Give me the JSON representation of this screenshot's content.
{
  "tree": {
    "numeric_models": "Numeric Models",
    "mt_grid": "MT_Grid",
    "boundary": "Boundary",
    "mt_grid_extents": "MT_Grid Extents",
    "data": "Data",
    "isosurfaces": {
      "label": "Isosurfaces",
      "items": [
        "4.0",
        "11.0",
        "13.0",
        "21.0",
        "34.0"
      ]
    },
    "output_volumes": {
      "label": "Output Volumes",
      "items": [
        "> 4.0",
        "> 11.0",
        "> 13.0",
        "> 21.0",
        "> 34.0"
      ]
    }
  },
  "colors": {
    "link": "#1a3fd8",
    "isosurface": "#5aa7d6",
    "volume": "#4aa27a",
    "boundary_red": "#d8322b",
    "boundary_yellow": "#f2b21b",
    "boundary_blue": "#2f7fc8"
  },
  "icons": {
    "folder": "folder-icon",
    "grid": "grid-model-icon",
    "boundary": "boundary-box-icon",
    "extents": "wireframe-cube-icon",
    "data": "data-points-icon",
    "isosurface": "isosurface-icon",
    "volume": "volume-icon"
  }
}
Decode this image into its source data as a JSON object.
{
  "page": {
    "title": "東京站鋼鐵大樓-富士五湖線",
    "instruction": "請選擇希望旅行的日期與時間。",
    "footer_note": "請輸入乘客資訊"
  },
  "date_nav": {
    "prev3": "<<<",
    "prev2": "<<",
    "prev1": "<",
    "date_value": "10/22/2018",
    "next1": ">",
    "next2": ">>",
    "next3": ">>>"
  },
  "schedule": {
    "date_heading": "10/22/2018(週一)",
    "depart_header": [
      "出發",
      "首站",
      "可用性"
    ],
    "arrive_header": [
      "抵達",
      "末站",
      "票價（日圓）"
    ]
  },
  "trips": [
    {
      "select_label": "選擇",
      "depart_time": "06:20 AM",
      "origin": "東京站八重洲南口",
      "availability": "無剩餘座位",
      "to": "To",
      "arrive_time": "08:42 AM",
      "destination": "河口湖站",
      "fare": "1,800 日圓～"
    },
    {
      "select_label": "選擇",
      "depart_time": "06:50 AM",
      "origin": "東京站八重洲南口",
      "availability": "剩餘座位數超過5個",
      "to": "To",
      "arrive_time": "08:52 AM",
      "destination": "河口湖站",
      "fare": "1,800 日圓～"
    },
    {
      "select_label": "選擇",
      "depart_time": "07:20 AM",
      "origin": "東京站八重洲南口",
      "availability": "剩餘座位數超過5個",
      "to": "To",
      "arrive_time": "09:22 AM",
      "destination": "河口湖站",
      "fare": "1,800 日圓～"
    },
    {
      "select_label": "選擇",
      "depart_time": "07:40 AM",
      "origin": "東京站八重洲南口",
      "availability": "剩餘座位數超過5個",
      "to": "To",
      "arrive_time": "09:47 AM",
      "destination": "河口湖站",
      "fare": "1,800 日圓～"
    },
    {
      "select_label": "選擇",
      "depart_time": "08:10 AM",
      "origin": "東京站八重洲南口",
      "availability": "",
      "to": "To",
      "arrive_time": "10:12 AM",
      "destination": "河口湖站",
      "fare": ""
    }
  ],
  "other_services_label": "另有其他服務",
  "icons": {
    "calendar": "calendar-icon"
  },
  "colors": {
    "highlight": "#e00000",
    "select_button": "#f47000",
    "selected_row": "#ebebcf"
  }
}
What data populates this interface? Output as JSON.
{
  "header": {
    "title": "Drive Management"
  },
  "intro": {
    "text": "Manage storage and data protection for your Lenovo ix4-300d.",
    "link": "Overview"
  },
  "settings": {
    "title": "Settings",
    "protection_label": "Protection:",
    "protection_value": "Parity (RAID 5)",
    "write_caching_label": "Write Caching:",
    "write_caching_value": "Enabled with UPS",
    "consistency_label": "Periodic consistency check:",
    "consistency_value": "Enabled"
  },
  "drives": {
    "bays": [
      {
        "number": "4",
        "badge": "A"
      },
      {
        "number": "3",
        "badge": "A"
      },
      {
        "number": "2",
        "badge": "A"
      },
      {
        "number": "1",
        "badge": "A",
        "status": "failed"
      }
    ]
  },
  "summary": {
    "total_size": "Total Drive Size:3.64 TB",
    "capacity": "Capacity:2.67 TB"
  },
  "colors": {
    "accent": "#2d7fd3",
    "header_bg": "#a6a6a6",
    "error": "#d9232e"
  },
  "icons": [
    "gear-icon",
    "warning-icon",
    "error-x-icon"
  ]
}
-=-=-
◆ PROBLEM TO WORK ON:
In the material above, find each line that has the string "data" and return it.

◆ RESPONSE:
    "data": "Data",
    "data": "data-points-icon",
Decode this image into its source data as a JSON object.
What data populates this interface? Output as JSON.
    "text": "Manage storage and data protection for your Lenovo ix4-300d.",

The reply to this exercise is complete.